Extracted entries Start Marker

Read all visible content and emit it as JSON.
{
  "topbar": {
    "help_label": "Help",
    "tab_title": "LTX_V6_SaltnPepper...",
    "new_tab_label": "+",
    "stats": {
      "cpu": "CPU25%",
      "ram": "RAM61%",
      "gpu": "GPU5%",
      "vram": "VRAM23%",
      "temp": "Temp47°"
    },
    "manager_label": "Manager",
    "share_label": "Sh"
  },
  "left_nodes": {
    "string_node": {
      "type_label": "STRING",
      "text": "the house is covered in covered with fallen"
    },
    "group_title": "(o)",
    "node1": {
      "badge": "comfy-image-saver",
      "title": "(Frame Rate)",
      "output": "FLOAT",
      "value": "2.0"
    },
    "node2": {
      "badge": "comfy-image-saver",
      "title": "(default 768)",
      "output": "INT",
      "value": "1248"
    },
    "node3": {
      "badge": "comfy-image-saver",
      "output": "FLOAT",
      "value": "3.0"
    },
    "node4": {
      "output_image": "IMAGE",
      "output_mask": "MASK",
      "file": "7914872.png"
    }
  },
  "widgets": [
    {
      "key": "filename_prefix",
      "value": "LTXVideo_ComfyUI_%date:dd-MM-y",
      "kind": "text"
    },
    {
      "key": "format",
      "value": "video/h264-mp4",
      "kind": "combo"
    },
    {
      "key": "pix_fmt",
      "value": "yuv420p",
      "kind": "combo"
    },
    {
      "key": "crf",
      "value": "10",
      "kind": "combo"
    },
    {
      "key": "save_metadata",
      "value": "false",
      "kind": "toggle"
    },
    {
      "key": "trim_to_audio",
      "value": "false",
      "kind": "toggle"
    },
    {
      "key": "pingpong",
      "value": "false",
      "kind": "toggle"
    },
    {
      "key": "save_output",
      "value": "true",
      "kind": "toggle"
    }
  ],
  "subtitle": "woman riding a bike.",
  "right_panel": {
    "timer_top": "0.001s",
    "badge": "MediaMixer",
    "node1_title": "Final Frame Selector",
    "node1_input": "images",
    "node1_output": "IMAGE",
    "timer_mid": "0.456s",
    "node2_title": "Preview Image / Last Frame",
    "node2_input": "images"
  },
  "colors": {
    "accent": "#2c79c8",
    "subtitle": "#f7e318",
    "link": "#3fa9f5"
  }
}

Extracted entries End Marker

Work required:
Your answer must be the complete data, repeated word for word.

Response box:
Read all visible content and emit it as JSON.
{
  "topbar": {
    "help_label": "Help",
    "tab_title": "LTX_V6_SaltnPepper...",
    "new_tab_label": "+",
    "stats": {
      "cpu": "CPU25%",
      "ram": "RAM61%",
      "gpu": "GPU5%",
      "vram": "VRAM23%",
      "temp": "Temp47°"
    },
    "manager_label": "Manager",
    "share_label": "Sh"
  },
  "left_nodes": {
    "string_node": {
      "type_label": "STRING",
      "text": "the house is covered in covered with fallen"
    },
    "group_title": "(o)",
    "node1": {
      "badge": "comfy-image-saver",
      "title": "(Frame Rate)",
      "output": "FLOAT",
      "value": "2.0"
    },
    "node2": {
      "badge": "comfy-image-saver",
      "title": "(default 768)",
      "output": "INT",
      "value": "1248"
    },
    "node3": {
      "badge": "comfy-image-saver",
      "output": "FLOAT",
      "value": "3.0"
    },
    "node4": {
      "output_image": "IMAGE",
      "output_mask": "MASK",
      "file": "7914872.png"
    }
  },
  "widgets": [
    {
      "key": "filename_prefix",
      "value": "LTXVideo_ComfyUI_%date:dd-MM-y",
      "kind": "text"
    },
    {
      "key": "format",
      "value": "video/h264-mp4",
      "kind": "combo"
    },
    {
      "key": "pix_fmt",
      "value": "yuv420p",
      "kind": "combo"
    },
    {
      "key": "crf",
      "value": "10",
      "kind": "combo"
    },
    {
      "key": "save_metadata",
      "value": "false",
      "kind": "toggle"
    },
    {
      "key": "trim_to_audio",
      "value": "false",
      "kind": "toggle"
    },
    {
      "key": "pingpong",
      "value": "false",
      "kind": "toggle"
    },
    {
      "key": "save_output",
      "value": "true",
      "kind": "toggle"
    }
  ],
  "subtitle": "woman riding a bike.",
  "right_panel": {
    "timer_top": "0.001s",
    "badge": "MediaMixer",
    "node1_title": "Final Frame Selector",
    "node1_input": "images",
    "node1_output": "IMAGE",
    "timer_mid": "0.456s",
    "node2_title": "Preview Image / Last Frame",
    "node2_input": "images"
  },
  "colors": {
    "accent": "#2c79c8",
    "subtitle": "#f7e318",
    "link": "#3fa9f5"
  }
}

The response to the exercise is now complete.